    The head of Qatar’s organizing committee for the 2022 World Cup insists his country's bid to host the soccer tournament was completely clean, despite the corruption scandals that have rocked the sport’s governing body, FIFA. Hassan Al-Thawadi also said new laws would offer protection to migrants working on World Cup construction projects. VOA's Henry Ridgwell reports.
    Video

    Video Infrastructure Funding Puts Cambodia on Front Line of International Politics

    When leaders of the world’s seven most developed economies meet in Japan next week, demands for infrastructure investment world wide will be high on the agenda. Japanese Prime Minister Shinzo Abe’s push for “quality infrastructure investment” throughout Asia has been widely viewed as a counter to the rise of Chinese investment flooding into region.
    Video

    Video Democrats Fear Party Unity a Casualty in Clinton-Sanders Battle

    Democratic presidential front-runner Hillary Clinton claimed a narrow victory in Tuesday's Kentucky primary even as rival Bernie Sanders won in Oregon. Tensions between the two campaigns are rising, prompting fears that the party will have a difficult time unifying to face the presumptive Republican nominee, Donald Trump. VOA national correspondent Jim Malone has more from Washington.
    Video

    Video Portrait of a Transgender Marriage: Husband and Wife Navigate New Roles

    As controversy continues in North Carolina over the use of public bathrooms by transgender individuals, personal struggles with gender identity that were once secret are now coming to light. VOA’s Tina Trinh explored the ramifications for one couple as part of trans.formation, a series of stories on transgender issues.
    Video

    Video Amerikan Hero Flips Stereotype of Middle Eastern Character

    An Iranian American comedian is hoping to connect with American audiences through a film that inverts some of Hollywood's stereotypes about Middle Eastern characters. Sama Dizayee reports.
    Video

    Video Budding Young Inventors Tackle City's Problems with 3-D Printing

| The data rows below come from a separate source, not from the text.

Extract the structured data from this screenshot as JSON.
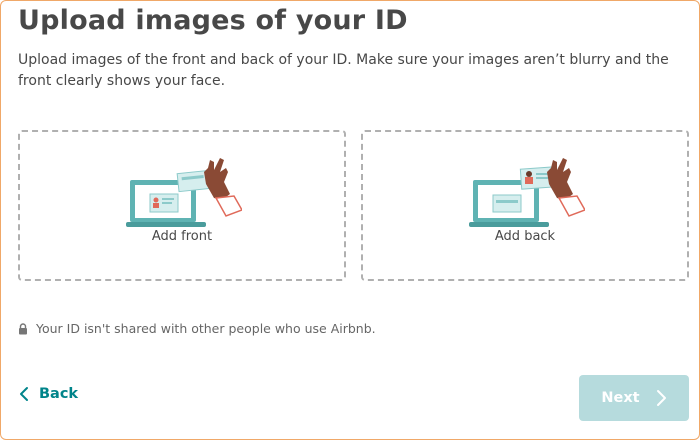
{
  "page": {
    "title": "Upload images of your ID",
    "description": "Upload images of the front and back of your ID. Make sure your images aren’t blurry and the front clearly shows your face."
  },
  "uploads": {
    "front_label": "Add front",
    "back_label": "Add back",
    "front_icon": "id-front-illustration-icon",
    "back_icon": "id-back-illustration-icon"
  },
  "privacy": {
    "text": "Your ID isn't shared with other people who use Airbnb.",
    "icon": "lock-icon"
  },
  "navigation": {
    "back_label": "Back",
    "next_label": "Next",
    "back_icon": "chevron-left-icon",
    "next_icon": "chevron-right-icon"
  },
  "colors": {
    "accent": "#00848a",
    "next_disabled_bg": "#b6dbdd",
    "dashed_border": "#b0b0b0",
    "text": "#484848",
    "frame_border": "#f0a868"
  }
}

    Every city has problems, and local officials and politicians are often frustrated by their inability to solve them. But surprising solutions can come from unexpected places. Students in Baltimore. Maryland, took up the challenge to solve problems they identified in their city, and came up with projects and products to make a difference. VOA's June Soh has more on a digital fabrication competition primarily focused on 3-D design and printing. Carol Pearson narrates.

    Special Report

    Adrift The Invisible African Diaspora